A foreign correspondent I used to know liked to say that a good test for national decline is the smell of urine. In declining countries, one frequently smells it.
Americans in certain jurisdictions can expect to smell more urine soon. Left-wing prosecutors, some financed by George Soros, will be decriminalizing urination in public.
This is one of a several “quality of life” crimes the left wants to stop prosecuting. Some prosecutors also want theft below a certain dollar amount to go largely unpunished.
The theory behind this decriminalization effort is that poor people and members of certain minority groups commit a disproportionate number of these crimes. But it’s also the case that poor people and members of the same minority groups are disproportionately victimized by many of them.
They can expect to be smelling the urine first.
Left-wing prosecutors say they will continue scrupulously to prosecute violent crime. There will be exceptions based on the race of the thug and his victim, but that’s not the main problem. The main problem is that violent criminals will be serving shorter sentences. Hence, there will be more violent crime.
How will the public view these consequences? Most people, I assume, prefer a good quality of life to a diminished one. Most people would rather not be robbed, even if the amount taken is relatively small. And you have to be an extreme leftist not to be alarmed by a spike in violent crime.
Yet, softness on crime is at the forefront of the left’s radical agenda for America. This seems like a bad strategy. Why not give out a lot of free stuff first (by taxing the hell out of the wealthy), then crack down on freedom of expression (following the example of America’s colleges and universities), and, only later, risk the public’s ire by undermining law and order?

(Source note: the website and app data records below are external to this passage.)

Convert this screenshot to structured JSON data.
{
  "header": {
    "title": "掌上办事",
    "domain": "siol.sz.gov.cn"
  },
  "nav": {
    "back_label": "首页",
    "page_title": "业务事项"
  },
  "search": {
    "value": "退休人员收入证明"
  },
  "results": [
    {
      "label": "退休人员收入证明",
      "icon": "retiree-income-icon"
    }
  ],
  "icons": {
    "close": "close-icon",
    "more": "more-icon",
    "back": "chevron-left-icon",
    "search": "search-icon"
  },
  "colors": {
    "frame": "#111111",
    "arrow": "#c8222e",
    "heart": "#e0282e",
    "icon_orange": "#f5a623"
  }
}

The answer, I think, is that the left can’t yet win the offices required to implement most aspects of its radical agenda. George Soros might be able to buy some congressional seats, but he can’t buy Congress as a whole.
In some jurisdictions, however, he can unseat serious prosecutors (many of them Democrats) and replace them with radicals. And he can do so at what, for him, is a low price.
The amount of money Soros spent to oust capable Democrat prosecutors in Northern Virginia was obscene by the standards of campaigns for this office. However, it was a drop in the bucket compared to what’s needed to unseat a member of Congress these days.
Moreover, conservatives and moderates focus on congressional races and contests for other high profile offices. Local prosecutor races fly under the radar, making it possible for Soros to ambush at least some of those he finds too conscientious about fighting crime.
The left is impatient and opportunistic. It will exploit weakness where it can, even if this means that, in some areas, the smell of urine — symptom of societal decline — will be the public’s introduction to leftist governance.
JOHN adds: Minneapolis is now one of those cities where it is is safe–if not, strictly speaking, legal–to urinate in public.